## [Exercise details]
State the number of lines that hold "this" in the records below, with no other words.

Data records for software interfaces
* * *

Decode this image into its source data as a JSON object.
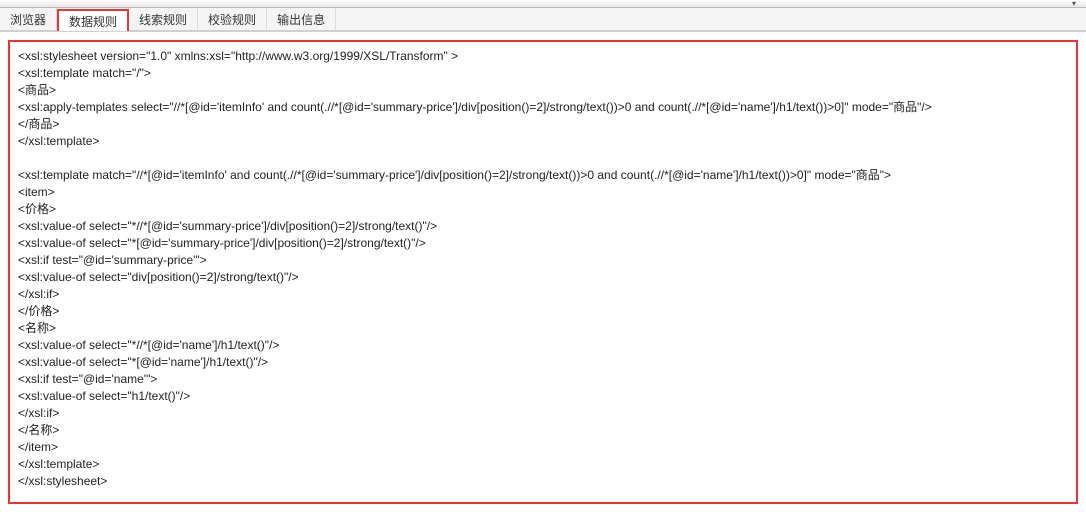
{
  "toolbar": {
    "dropdown_icon": "▾"
  },
  "tabs": {
    "browser": "浏览器",
    "data_rule": "数据规则",
    "clue_rule": "线索规则",
    "check_rule": "校验规则",
    "output_info": "输出信息"
  },
  "xsl": {
    "line1": "<xsl:stylesheet version=\"1.0\" xmlns:xsl=\"http://www.w3.org/1999/XSL/Transform\" >",
    "line2": "<xsl:template match=\"/\">",
    "line3": "<商品>",
    "line4": "<xsl:apply-templates select=\"//*[@id='itemInfo' and count(.//*[@id='summary-price']/div[position()=2]/strong/text())>0 and count(.//*[@id='name']/h1/text())>0]\" mode=\"商品\"/>",
    "line5": "</商品>",
    "line6": "</xsl:template>",
    "blank1": "",
    "line7": "<xsl:template match=\"//*[@id='itemInfo' and count(.//*[@id='summary-price']/div[position()=2]/strong/text())>0 and count(.//*[@id='name']/h1/text())>0]\" mode=\"商品\">",
    "line8": "<item>",
    "line9": "<价格>",
    "line10": "<xsl:value-of select=\"*//*[@id='summary-price']/div[position()=2]/strong/text()\"/>",
    "line11": "<xsl:value-of select=\"*[@id='summary-price']/div[position()=2]/strong/text()\"/>",
    "line12": "<xsl:if test=\"@id='summary-price'\">",
    "line13": "<xsl:value-of select=\"div[position()=2]/strong/text()\"/>",
    "line14": "</xsl:if>",
    "line15": "</价格>",
    "line16": "<名称>",
    "line17": "<xsl:value-of select=\"*//*[@id='name']/h1/text()\"/>",
    "line18": "<xsl:value-of select=\"*[@id='name']/h1/text()\"/>",
    "line19": "<xsl:if test=\"@id='name'\">",
    "line20": "<xsl:value-of select=\"h1/text()\"/>",
    "line21": "</xsl:if>",
    "line22": "</名称>",
    "line23": "</item>",
    "line24": "</xsl:template>",
    "line25": "</xsl:stylesheet>"
  }
}
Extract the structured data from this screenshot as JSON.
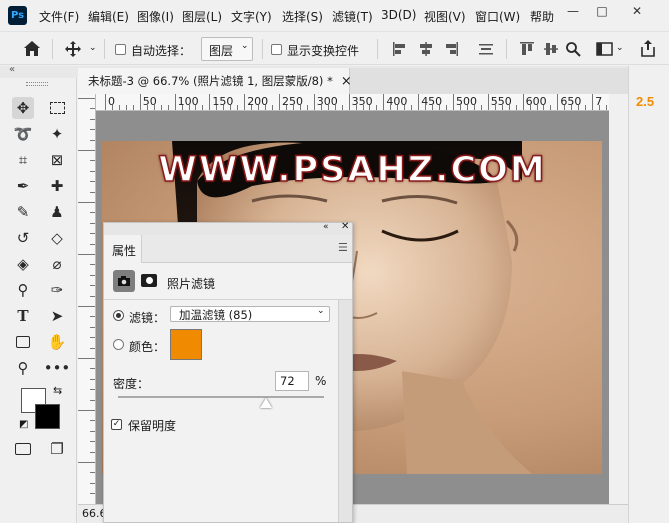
{
  "app": {
    "logo": "Ps"
  },
  "menu": [
    "文件(F)",
    "编辑(E)",
    "图像(I)",
    "图层(L)",
    "文字(Y)",
    "选择(S)",
    "滤镜(T)",
    "3D(D)",
    "视图(V)",
    "窗口(W)",
    "帮助"
  ],
  "window_controls": {
    "minimize": "—",
    "maximize": "□",
    "close": "✕"
  },
  "options": {
    "auto_select_label": "自动选择：",
    "layer_select_value": "图层",
    "show_transform_label": "显示变换控件"
  },
  "document": {
    "tab_title": "未标题-3 @ 66.7% (照片滤镜 1, 图层蒙版/8) *",
    "tab_close": "×",
    "zoom_status": "66.67%"
  },
  "ruler": {
    "ticks": [
      "0",
      "50",
      "100",
      "150",
      "200",
      "250",
      "300",
      "350",
      "400",
      "450",
      "500",
      "550",
      "600",
      "650",
      "7"
    ]
  },
  "watermark": "WWW.PSAHZ.COM",
  "right_panel": {
    "value": "2.5"
  },
  "properties": {
    "tab_label": "属性",
    "panel_title": "照片滤镜",
    "filter_label": "滤镜：",
    "filter_value": "加温滤镜 (85)",
    "color_label": "颜色：",
    "density_label": "密度：",
    "density_value": "72",
    "density_unit": "%",
    "density_fraction": 0.72,
    "preserve_label": "保留明度",
    "filter_color": "#f08a00"
  },
  "colors": {
    "watermark_text": "#ffffff",
    "watermark_outline": "#8a1a1a"
  }
}
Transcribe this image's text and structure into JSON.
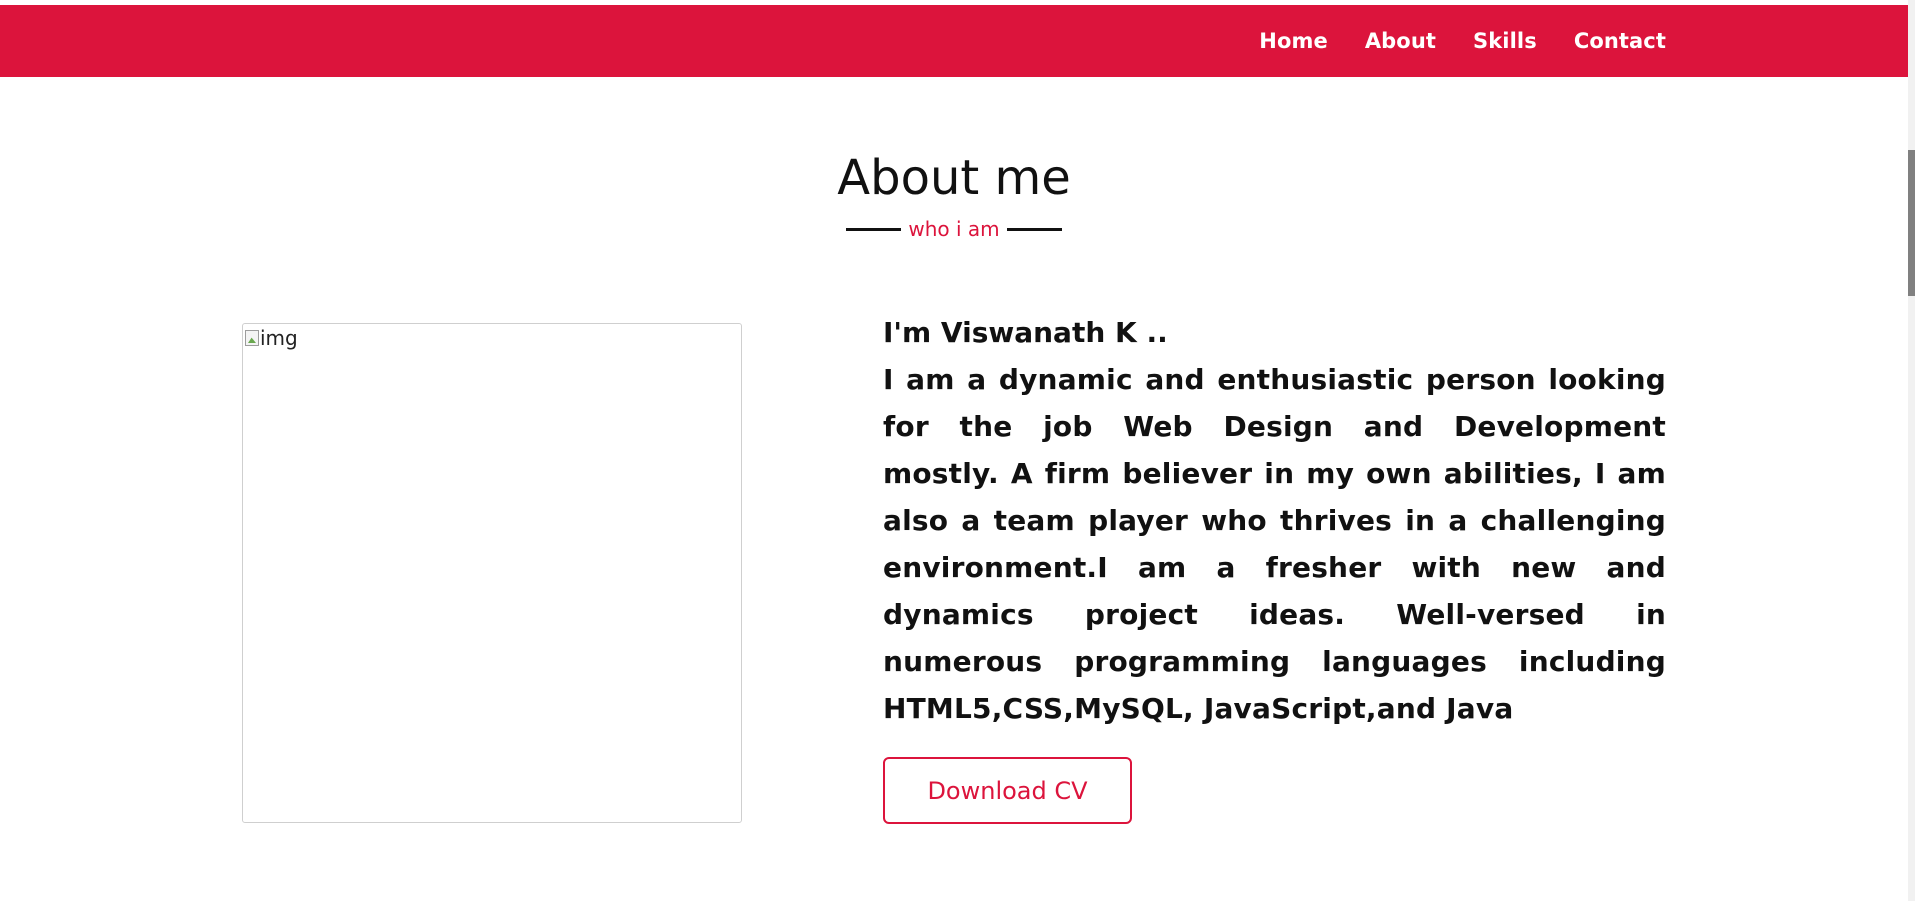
{
  "navbar": {
    "items": [
      {
        "label": "Home"
      },
      {
        "label": "About"
      },
      {
        "label": "Skills"
      },
      {
        "label": "Contact"
      }
    ],
    "background_color": "#dc143c"
  },
  "about": {
    "title": "About me",
    "subtitle": "who i am",
    "image_alt": "img",
    "name_line": "I'm Viswanath K ..",
    "description": "I am a dynamic and enthusiastic person looking for the job Web Design and Development mostly. A firm believer in my own abilities, I am also a team player who thrives in a challenging environment.I am a fresher with new and dynamics project ideas. Well-versed in numerous programming languages including HTML5,CSS,MySQL, JavaScript,and Java",
    "cv_button_label": "Download CV",
    "accent_color": "#dc143c"
  }
}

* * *

## [Written response]
3